Also be on the lookout for any homebuilding stocks in your portfolio, which will tend to rise and fall with the strength of the housing market. Such stocks have been superstar performers over the past several years but could be vulnerable to a downturn in the housing market or even rising interest rates.
Be Judicious About Taking on Debt
Much of the talk about a possible bubble in the housing market has centered around interest-only loans, which have enabled some real estate buyers to take on more debt than they might otherwise be able to afford. Such loans carry significant risks, however. For one thing, these loans usually carry adjustable interest rates, which would jack up the borrower's payments if rates were to rise. In addition, once the "interest-only" period is over, buyers who can't afford the principal payments could be forced to sell their properties at a loss. Thus, you're really doubling your bet that interest rates will stay low enough to prop up the housing market and that your income will grow to the point where you can afford your mortgage.

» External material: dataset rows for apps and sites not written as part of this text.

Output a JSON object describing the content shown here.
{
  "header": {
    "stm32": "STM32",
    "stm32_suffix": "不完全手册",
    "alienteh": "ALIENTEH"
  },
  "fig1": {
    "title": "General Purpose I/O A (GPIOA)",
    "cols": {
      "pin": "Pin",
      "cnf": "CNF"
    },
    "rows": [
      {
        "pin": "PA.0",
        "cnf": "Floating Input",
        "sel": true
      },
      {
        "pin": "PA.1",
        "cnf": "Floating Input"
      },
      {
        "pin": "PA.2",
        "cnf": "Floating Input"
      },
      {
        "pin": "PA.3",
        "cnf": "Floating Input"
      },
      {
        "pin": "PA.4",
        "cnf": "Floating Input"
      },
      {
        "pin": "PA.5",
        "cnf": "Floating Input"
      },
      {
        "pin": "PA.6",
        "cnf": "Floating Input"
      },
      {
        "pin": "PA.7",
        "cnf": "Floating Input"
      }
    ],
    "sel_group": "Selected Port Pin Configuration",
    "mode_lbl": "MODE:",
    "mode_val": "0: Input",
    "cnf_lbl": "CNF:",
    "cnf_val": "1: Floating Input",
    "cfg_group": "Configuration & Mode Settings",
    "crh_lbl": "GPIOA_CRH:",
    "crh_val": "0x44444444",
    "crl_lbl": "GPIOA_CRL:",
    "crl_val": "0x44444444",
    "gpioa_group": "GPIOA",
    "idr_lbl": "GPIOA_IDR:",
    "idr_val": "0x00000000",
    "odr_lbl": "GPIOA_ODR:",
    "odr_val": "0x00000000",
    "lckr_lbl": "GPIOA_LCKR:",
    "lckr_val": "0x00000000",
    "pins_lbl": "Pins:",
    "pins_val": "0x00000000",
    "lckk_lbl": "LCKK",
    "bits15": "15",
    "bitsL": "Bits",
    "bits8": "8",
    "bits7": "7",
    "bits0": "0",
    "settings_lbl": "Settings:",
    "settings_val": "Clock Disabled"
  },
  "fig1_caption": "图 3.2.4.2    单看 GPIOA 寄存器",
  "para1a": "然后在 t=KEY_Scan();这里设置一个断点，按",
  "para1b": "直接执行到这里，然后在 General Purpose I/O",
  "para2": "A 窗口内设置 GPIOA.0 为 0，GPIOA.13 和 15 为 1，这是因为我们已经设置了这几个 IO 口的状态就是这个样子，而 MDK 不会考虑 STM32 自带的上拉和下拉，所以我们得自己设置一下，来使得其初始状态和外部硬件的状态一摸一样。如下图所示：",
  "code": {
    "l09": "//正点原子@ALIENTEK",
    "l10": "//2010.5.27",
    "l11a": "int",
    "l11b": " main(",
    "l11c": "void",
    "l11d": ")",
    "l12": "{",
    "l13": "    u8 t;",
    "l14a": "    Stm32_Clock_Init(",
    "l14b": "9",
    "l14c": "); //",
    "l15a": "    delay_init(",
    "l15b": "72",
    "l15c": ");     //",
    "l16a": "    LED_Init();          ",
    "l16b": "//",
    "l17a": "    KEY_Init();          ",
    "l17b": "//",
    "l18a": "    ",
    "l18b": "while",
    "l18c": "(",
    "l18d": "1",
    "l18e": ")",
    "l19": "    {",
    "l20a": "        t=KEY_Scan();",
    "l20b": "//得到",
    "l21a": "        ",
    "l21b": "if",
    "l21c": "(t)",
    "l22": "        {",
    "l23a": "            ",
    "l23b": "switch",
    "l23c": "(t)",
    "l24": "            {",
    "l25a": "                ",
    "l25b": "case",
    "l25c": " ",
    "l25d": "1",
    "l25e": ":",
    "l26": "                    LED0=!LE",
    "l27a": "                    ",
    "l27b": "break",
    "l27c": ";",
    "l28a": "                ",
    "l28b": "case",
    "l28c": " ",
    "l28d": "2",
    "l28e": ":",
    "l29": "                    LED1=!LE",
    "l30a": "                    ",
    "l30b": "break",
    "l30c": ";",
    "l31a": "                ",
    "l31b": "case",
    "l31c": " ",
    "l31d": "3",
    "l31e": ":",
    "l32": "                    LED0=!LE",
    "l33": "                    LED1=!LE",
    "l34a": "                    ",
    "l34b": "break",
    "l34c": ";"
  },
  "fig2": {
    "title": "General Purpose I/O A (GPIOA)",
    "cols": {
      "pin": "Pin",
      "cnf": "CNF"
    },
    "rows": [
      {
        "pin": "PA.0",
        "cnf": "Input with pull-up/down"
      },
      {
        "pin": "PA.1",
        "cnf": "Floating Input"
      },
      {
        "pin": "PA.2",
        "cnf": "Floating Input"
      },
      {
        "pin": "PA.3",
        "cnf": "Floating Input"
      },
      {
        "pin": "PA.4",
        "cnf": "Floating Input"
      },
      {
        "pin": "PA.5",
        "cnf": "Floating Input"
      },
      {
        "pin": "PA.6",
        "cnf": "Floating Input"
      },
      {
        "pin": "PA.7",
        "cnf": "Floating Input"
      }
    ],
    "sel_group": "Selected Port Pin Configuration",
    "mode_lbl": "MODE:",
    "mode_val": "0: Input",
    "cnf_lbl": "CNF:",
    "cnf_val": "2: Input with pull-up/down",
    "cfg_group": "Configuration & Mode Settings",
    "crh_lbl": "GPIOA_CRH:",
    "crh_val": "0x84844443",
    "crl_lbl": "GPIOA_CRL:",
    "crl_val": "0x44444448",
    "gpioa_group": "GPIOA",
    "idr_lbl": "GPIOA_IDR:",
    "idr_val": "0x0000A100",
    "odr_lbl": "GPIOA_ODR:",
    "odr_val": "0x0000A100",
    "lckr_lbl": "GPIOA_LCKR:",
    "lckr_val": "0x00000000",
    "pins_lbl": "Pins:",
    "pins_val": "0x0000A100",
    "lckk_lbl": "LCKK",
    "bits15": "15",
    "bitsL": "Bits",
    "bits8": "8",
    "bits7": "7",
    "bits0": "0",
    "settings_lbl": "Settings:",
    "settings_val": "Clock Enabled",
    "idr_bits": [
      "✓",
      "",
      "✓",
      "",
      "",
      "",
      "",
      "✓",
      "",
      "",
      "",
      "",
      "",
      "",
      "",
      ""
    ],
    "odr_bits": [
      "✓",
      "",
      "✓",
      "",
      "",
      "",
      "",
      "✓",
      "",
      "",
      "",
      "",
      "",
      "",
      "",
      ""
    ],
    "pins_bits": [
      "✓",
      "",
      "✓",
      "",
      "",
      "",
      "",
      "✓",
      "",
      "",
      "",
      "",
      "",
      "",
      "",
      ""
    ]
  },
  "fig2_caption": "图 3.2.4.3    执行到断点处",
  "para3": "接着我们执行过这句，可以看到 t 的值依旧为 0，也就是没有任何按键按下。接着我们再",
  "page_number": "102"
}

Even if you're not speculating with exotic mortgages, it's still a good time to be judicious about taking on any mortgage-related debt. Soaring home prices mean that even those who have lived in their homes for a short period of time have built up a healthy amount of equity that banks are all too willing to let you tap into. Do so with care, however. Yes, home-equity loans and lines of credit can be a decent way to finance necessary purchases or to make improvements that put your home in line with others in your neighborhood, as the interest from these loans is tax-deductible. But real estate prices have already enjoyed a big runup, meaning that appreciation in your home's value won't always offset your borrowing costs. Meanwhile, many market watchers argue that investors will be lucky to see single-digit stock- and bond-market returns in the coming decade. Against such a backdrop, it's tough to call any debt "good debt."